On May 15, 2017, the Supreme Court ruled that filing proof of a time-barred claim in a Chapter 13 bankruptcy case is not “false,” “deceptive,” “misleading,” “unconscionable,” or “unfair” within the meaning of the Fair Debt Collection Practices Act (“FDCPA”).

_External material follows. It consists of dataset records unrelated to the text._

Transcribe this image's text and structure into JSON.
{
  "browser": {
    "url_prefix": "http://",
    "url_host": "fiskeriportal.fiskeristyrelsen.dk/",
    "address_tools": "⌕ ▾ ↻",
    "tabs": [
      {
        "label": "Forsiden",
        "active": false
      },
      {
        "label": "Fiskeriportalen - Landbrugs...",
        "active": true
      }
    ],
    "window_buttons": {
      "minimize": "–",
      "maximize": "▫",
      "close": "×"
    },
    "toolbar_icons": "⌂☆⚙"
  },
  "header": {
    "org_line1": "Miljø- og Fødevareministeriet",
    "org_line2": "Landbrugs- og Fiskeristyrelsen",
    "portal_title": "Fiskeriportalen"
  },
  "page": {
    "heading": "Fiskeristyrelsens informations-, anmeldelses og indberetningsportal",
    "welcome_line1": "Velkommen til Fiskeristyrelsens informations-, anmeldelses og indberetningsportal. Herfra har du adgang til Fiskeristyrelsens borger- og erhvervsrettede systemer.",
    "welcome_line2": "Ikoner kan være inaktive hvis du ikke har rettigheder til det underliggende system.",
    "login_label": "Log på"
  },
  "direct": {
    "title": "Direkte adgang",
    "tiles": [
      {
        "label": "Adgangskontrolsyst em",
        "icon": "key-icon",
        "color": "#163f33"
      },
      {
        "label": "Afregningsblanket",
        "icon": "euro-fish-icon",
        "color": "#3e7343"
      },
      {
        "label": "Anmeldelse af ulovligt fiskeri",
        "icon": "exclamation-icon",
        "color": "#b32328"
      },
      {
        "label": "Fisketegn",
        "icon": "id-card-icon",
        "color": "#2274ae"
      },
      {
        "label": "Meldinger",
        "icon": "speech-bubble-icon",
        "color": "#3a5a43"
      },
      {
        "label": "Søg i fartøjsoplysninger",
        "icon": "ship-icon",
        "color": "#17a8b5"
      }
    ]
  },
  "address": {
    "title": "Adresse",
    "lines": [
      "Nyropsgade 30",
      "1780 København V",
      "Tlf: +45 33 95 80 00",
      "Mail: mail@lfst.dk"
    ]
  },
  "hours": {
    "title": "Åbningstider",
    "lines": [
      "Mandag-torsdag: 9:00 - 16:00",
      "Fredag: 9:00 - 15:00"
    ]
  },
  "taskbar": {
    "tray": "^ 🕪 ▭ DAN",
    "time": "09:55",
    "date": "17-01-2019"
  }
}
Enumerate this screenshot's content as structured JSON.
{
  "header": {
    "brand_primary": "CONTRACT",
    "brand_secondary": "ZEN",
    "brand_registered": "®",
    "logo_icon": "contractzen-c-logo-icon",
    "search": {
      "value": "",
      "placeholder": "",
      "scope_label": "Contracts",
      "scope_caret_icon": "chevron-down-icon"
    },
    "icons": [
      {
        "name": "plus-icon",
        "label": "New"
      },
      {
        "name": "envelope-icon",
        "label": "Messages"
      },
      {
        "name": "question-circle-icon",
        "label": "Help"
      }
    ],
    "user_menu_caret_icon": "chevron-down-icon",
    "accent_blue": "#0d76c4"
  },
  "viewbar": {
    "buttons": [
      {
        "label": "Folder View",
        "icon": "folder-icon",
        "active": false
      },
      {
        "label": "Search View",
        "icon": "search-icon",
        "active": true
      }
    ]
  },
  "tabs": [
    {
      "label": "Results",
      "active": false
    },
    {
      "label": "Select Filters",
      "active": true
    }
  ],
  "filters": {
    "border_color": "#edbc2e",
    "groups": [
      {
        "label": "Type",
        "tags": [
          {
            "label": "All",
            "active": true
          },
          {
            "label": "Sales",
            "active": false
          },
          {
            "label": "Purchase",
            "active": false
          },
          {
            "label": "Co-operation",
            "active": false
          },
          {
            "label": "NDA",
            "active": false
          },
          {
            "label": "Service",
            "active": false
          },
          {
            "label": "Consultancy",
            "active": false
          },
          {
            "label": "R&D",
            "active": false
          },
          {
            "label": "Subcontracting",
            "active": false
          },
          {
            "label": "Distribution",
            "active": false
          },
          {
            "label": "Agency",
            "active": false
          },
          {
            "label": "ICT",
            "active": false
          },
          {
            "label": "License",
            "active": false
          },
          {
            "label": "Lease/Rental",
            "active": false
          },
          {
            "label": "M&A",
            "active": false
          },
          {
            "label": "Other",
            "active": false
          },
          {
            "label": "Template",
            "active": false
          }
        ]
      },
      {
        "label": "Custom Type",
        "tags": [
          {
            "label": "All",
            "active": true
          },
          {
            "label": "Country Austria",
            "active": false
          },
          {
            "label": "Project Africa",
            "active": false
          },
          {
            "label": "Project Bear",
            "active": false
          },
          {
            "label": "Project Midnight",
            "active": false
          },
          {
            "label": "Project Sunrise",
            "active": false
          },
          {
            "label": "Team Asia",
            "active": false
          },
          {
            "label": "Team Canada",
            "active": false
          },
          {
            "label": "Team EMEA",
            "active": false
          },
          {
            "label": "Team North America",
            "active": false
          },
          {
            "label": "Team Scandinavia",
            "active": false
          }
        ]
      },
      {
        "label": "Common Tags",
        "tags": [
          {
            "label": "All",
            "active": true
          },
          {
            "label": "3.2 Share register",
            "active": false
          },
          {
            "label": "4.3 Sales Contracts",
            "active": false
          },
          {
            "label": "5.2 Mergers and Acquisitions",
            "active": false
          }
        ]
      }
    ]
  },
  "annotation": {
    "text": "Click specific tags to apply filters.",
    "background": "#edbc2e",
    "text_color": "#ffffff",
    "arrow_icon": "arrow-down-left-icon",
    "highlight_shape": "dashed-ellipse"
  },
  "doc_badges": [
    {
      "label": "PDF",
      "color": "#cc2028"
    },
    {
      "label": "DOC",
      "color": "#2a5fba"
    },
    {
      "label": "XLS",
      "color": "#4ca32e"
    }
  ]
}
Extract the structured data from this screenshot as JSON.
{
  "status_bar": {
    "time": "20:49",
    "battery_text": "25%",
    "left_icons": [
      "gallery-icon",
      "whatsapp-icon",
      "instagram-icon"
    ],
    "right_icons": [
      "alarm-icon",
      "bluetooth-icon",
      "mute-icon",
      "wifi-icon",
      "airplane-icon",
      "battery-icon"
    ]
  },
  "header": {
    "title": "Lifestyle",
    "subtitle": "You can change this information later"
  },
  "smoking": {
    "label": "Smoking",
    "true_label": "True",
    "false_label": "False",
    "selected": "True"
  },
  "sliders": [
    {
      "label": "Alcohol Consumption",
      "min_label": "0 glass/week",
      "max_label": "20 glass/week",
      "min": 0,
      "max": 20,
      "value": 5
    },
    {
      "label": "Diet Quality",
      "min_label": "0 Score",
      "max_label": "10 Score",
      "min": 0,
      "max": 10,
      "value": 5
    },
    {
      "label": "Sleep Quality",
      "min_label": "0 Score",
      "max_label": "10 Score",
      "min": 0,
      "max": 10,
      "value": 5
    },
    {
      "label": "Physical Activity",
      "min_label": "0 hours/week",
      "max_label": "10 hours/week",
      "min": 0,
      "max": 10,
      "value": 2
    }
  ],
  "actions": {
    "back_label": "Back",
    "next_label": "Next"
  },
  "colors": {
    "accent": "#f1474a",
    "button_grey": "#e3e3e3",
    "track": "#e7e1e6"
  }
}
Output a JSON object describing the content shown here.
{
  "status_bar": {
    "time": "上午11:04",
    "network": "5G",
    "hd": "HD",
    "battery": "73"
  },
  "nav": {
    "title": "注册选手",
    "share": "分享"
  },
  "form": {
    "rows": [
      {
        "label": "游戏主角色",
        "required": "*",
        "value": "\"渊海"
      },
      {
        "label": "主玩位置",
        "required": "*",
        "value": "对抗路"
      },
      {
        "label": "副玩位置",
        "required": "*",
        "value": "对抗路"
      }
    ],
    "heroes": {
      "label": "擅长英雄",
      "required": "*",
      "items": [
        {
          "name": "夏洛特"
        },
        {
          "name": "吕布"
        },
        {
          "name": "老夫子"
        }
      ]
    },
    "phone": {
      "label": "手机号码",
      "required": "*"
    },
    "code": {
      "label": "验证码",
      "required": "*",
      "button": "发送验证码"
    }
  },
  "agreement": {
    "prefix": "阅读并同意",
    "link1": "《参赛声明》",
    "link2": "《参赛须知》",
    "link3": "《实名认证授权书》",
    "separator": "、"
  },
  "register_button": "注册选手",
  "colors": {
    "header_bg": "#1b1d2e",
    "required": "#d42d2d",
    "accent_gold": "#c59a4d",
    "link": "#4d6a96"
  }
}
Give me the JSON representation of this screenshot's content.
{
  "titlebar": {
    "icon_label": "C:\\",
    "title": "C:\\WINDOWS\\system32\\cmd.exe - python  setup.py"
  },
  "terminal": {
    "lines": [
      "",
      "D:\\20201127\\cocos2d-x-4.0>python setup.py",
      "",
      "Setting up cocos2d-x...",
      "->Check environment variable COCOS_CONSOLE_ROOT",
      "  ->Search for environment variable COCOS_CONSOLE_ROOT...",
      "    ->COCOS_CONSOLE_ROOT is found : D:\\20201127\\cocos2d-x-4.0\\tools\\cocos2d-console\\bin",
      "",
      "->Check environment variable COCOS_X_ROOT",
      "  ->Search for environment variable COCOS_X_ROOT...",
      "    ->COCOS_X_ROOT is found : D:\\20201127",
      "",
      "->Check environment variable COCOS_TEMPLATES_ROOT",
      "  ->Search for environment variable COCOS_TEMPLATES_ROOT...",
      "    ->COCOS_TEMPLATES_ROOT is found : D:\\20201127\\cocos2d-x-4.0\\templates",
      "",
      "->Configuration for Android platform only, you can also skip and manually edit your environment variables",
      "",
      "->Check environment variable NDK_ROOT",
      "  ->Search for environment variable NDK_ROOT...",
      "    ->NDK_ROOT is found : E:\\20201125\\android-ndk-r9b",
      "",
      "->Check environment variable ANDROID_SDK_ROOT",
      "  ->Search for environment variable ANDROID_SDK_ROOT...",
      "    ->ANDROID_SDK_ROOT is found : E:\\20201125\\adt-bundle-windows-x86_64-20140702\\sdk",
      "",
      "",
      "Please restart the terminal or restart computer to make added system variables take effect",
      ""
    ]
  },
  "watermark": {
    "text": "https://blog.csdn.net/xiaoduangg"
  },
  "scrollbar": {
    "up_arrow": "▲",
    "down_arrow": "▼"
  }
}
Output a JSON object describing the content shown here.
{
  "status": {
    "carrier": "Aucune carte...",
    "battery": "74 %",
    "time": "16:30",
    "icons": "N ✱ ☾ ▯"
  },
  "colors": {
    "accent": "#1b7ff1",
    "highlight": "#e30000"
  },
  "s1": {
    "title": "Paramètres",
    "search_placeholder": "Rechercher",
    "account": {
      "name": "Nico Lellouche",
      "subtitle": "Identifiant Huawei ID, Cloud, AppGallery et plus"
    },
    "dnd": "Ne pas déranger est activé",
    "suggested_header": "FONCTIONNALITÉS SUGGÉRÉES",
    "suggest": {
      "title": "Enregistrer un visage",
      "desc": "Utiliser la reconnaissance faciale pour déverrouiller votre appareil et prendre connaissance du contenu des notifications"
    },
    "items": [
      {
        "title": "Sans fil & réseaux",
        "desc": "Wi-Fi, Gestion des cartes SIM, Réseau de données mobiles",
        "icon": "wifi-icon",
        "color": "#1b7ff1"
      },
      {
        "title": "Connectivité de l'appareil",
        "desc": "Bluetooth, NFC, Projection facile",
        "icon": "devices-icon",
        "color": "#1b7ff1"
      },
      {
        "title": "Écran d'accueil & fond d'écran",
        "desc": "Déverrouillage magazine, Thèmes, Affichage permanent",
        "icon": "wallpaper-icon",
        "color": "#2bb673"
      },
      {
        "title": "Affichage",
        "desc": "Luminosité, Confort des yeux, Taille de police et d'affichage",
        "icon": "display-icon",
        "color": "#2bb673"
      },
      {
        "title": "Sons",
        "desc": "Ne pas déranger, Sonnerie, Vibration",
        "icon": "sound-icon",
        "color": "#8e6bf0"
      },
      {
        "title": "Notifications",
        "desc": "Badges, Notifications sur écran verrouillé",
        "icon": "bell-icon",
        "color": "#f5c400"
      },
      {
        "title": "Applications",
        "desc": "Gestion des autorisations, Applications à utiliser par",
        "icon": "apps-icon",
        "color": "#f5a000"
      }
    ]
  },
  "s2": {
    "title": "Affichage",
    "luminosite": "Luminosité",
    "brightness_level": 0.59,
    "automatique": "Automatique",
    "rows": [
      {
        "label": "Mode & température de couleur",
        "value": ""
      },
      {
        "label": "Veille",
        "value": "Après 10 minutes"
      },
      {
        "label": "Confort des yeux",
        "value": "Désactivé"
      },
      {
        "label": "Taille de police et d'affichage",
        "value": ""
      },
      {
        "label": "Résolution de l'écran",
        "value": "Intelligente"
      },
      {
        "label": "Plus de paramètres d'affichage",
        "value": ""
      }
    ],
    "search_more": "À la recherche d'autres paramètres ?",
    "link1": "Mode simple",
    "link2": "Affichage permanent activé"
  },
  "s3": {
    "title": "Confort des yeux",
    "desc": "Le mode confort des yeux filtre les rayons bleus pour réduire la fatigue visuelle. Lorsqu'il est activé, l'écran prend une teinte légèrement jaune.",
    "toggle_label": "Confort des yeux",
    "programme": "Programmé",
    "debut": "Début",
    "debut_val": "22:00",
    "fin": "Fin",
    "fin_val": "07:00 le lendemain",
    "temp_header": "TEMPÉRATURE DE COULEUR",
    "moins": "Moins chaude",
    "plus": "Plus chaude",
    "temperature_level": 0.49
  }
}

By way of background, the plaintiff-debtor filed for personal bankruptcy under Chapter 13 of the Bankruptcy Code. The defendant-creditor filed a “proof of claim,” which is a written statement asserting that the plaintiff owed a credit card debt. The proof of claim also stated that the last time any charge appeared on the plaintiff’s account was in May 2003, more than 10 years before the plaintiff filed for bankruptcy. The applicable statute of limitations on said debt is six years. The plaintiff, who was represented by counsel in the bankruptcy proceeding, objected to the claim and it was disallowed by the bankruptcy court. The plaintiff then filed suit against the creditor, arguing that the defendant’s conduct was “false,” “deceptive,” “misleading,” “unconscionable,” or “unfair;” and therefore violated the FDCPA. The district court dismissed the case, but the U.S. Court of Appeals for the Eleventh Circuit reversed the district court and reinstated the plaintiff’s claim.
In reversing the Court of Appeals, the Supreme Court first addressed whether the defendant-creditor’s proof of claim was false, misleading, or deceptive. The Court reasoned that the term “claim” in the context of a “proof of claim” under the Bankruptcy Code includes both enforceable and unenforceable claims. The Court explained that a “claim” is a “right to payment” and state law typically determines whether a person has such a right. In this particular case, Alabama law applied, which like the laws of many other states, provides that a creditor has the right to payment of a debt after the limitations period has expired. While the claim may be unenforceable because of the applicable limitations period, it is still considered a “claim” under the Bankruptcy Code. These reasons led the Court to conclude that filing a proof of claim for a time-barred debt is not false, misleading, or deceptive under the FDCPA.
Next, the Supreme Court addressed whether the defendant-creditor’s assertion of an obviously time-bared claim was unfair or unconscionable under the FDCPA. The Court distinguished a number of lower court decisions holding that filing a lawsuit attempting to collect a time-barred debt violates the FDCPA. The central concern in such cases was that a consumer might unwittingly pay a time-barred debt, or pay part of such debt and lose the protection of the statute of limitations. In the bankruptcy context, a trustee is appointed and the bankruptcy procedural rules guide the evaluation of claims. These additional protections diminish the possibility of a consumer mistakenly paying a time-barred debt. Thus, the Court held that the defendant’s proof of claim was not unfair or unconscionable.
The case is Midland Funding, LLC v. Johnson, and is available here.